_What to produce_
For the records that follow, return only the count of lines containing the string "title".

Provided records section start

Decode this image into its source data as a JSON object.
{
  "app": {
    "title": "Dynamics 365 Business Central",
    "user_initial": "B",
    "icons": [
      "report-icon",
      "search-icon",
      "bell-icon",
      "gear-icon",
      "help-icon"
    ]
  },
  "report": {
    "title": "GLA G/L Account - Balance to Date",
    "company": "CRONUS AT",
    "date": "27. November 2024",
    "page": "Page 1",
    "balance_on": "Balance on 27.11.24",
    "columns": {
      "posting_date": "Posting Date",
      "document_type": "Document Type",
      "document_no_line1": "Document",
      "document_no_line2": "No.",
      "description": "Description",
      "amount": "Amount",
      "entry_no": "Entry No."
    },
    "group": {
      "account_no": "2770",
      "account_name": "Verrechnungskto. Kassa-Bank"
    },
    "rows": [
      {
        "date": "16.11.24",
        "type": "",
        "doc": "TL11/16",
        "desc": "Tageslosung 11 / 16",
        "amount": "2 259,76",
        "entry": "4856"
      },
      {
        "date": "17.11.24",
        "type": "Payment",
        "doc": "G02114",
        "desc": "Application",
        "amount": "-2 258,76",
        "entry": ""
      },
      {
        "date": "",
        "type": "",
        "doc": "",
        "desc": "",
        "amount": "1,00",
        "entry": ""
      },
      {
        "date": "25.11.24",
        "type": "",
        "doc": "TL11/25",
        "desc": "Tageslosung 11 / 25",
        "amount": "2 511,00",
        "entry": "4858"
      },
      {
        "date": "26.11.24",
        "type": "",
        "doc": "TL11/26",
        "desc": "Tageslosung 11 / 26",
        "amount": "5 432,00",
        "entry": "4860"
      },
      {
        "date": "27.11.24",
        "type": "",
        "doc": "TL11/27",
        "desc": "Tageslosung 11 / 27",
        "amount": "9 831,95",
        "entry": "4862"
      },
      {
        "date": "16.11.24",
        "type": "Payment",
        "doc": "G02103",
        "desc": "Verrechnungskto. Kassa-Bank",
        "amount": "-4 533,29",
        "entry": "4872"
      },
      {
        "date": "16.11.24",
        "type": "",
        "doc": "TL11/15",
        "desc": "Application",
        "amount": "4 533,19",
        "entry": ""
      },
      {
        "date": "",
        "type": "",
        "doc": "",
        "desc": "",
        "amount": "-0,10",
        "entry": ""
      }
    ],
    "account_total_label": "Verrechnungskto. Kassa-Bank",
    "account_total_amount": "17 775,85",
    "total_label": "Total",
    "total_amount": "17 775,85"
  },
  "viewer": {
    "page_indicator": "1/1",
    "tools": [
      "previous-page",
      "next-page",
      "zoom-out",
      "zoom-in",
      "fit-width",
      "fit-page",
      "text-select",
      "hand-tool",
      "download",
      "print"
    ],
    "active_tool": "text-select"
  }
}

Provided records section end

_Result for this task_
2